Millennials are the largest generation in the workforce, and, according to a recent report, they’re also the hardest group to engage. A new Speakap study, "Technology’s Role in Managing and Retaining Employees," reveals that millennials present a unique challenge to human resources. (Note that Gen Z workers also pose a challenge, but they’re not the majority of the workforce and they’re not quite as hard to engage.)

According to the study, which targeted HR professionals in retail, hospitality, entertainment, construction, consumer goods and other industries, respondents said their biggest challenges were as follows:

  • Recruiting and retaining top talent;
  • Ensuring the onboarding process is smooth and informative;
  • Creating a positive, tolerant, trusting work environment; and
  • Helping employees achieve professional goals and advance careers.

When asked to rank the specific HR communications expectations of millennial and Gen Z workers, these were the top expectations:

  • 46% of HR respondents said their millennial and Gen Z workers want an employee communications platform with a similar functionality and experience to social media.
  • 47% of HR respondents said their millennial and Gen Z workers prefer to have questions answered in real time.
  • 56% of HR respondents said their millennial and Gen Z workers are less likely to disconnect after working hours.

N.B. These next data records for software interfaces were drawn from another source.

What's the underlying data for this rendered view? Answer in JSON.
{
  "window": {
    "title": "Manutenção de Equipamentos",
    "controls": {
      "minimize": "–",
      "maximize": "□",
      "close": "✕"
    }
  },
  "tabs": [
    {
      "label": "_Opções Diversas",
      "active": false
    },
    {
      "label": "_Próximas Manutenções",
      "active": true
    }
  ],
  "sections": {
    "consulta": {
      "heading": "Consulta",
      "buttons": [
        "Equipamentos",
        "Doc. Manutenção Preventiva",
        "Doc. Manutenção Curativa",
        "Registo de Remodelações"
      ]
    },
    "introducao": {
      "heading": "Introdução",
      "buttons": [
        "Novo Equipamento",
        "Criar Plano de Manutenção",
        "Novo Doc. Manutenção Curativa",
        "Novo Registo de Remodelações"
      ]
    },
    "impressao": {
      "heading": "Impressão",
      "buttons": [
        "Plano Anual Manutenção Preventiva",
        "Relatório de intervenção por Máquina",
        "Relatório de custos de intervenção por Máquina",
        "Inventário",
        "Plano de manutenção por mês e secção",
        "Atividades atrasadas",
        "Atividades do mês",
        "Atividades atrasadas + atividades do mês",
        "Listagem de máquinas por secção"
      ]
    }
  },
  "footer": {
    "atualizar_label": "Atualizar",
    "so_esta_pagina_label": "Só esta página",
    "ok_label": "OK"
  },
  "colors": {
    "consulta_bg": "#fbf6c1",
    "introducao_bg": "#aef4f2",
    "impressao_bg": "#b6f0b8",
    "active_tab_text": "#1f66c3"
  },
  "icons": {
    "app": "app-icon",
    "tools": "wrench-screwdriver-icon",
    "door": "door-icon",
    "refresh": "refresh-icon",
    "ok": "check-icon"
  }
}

Why millennials are the hardest group to engage

The findings are not a surprise to Erwin van der Vlist, co-founder and CEO of Speakap. "This age group has grown up with technology and mobile devices in their hands from an early age." He says meaningful experiences are more important to millennials than products, their views tend to be idealist, and on both a personal and professional level, they are searching for personal fulfillment.

"Whether it’s a customer experience or an employee experience, they have high standards and don’t like subpar experiences." Taken together, he says it’s easy to see how they’ve gained a reputation for job hopping.

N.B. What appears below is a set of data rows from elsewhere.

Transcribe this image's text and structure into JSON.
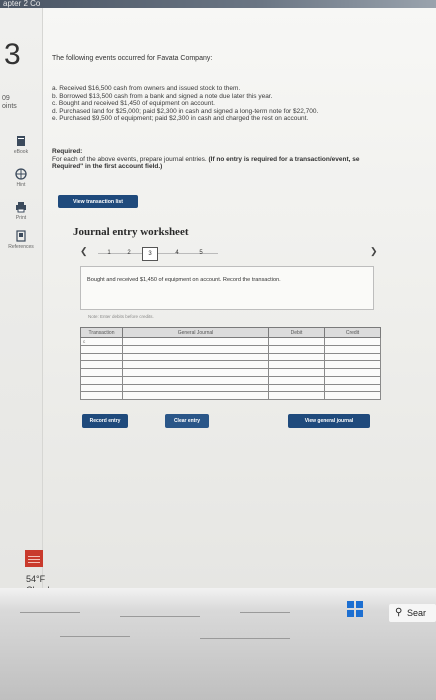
{
  "browser": {
    "title_fragment": "apter 2 Co"
  },
  "question": {
    "number": "3",
    "points_value": "09",
    "points_label": "oints",
    "intro": "The following events occurred for Favata Company:",
    "events": [
      "a. Received $16,500 cash from owners and issued stock to them.",
      "b. Borrowed $13,500 cash from a bank and signed a note due later this year.",
      "c. Bought and received $1,450 of equipment on account.",
      "d. Purchased land for $25,000; paid $2,300 in cash and signed a long-term note for $22,700.",
      "e. Purchased $9,500 of equipment; paid $2,300 in cash and charged the rest on account."
    ],
    "required_label": "Required:",
    "required_text": "For each of the above events, prepare journal entries.",
    "required_bold": "(If no entry is required for a transaction/event, se",
    "required_line2": "Required\" in the first account field.)"
  },
  "rail": {
    "ebook": "eBook",
    "hint": "Hint",
    "print": "Print",
    "references": "References"
  },
  "buttons": {
    "view_transaction_list": "View transaction list",
    "record_entry": "Record entry",
    "clear_entry": "Clear entry",
    "view_general_journal": "View general journal"
  },
  "worksheet": {
    "title": "Journal entry worksheet",
    "pages": [
      "1",
      "2",
      "3",
      "4",
      "5"
    ],
    "active_page": "3",
    "prompt": "Bought and received $1,450 of equipment on account. Record the transaction.",
    "note": "Note: Enter debits before credits.",
    "columns": [
      "Transaction",
      "General Journal",
      "Debit",
      "Credit"
    ],
    "first_transaction": "c"
  },
  "weather": {
    "temp": "54°F",
    "condition": "Cloudy"
  },
  "taskbar": {
    "search_label": "Sear"
  },
  "colors": {
    "button_blue": "#1f4a7c",
    "app_red": "#c93a2c",
    "windows_blue": "#1d6fd1"
  }
}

HR challenges in managing and retaining employees

The employee experience is a major challenge for HR. "When you talk about the employee experience, it’s important to remember that an experience encompasses the entire journey — from the time an employee finds information about the company online, to the interview process to the onboarding stage, to the long-term process of communicating and engaging with employees," van der Vlist says. And he doesn’t believe the communications process gets the level of attention that it should.

"Another challenge is that so many businesses struggle to tackle and reduce high turnover because they often take a very simplistic and singular approach to it." But there’s isn’t one reason that can define high turnover. "It’s the accumulation of multiple factors — and those factors can change depending on the profile of each employee, not the entire workforce."

Relationship management is another contributing factor. "The truth is that there will always be some division between employees and management, but if proactive steps are taken to forge stronger digital bonds, interact in meaningful ways, and create more transparent access to the management team, companies will be on their way to reducing turnover," van der Vlist explains.

Using technology to improve communication

If we don’t know anything else about millennials, we know how much they value social networks — and companies can use this to their advantage. "One way to communicate with millennial workers on their terms is to encourage them to share, interact, and engage with content posted on enterprise social networks by their fellow colleagues, teams, regions, managers, and even head office, to reduce the high turnover rate within your organization," van der Vlist says.

In addition, companies can use the social intuitiveness of enterprise social networks to provide ongoing learning and develop content. "This will help their millennial workforce not only improve their job-related skills, productivity and performance, but it will also make them feel personally fulfilled in their roles and more satisfied with the company."

To address turnover, companies can gain insight from people analytics and data. "HR teams can integrate survey tools, such as Hyphen, SurveyMonkey, and Qualtrics, into their employee communications platform to make it easier, quicker and more efficient to survey employees in real time about their job satisfaction, culture alignment, and overall employee experiences," van der Vlist says.

Feedback is an important part of improving the communication process and can also help the company bridge the gap between millennials and management. "HR teams can also use the data to understand key HR/employee experience challenges, trends and areas for improvement, both for individual workers and the entire staff as a collective group."

To recognize and reward employees when they reach milestones, et cetera, consider using an employee communications platform. "This not only increases employee morale, but it also makes millennials feel more valued, supported and appreciated," van der Vlist says. "All of these result in happier and more engaged employees in the long term — and that means they will be less likely to hand in their notice."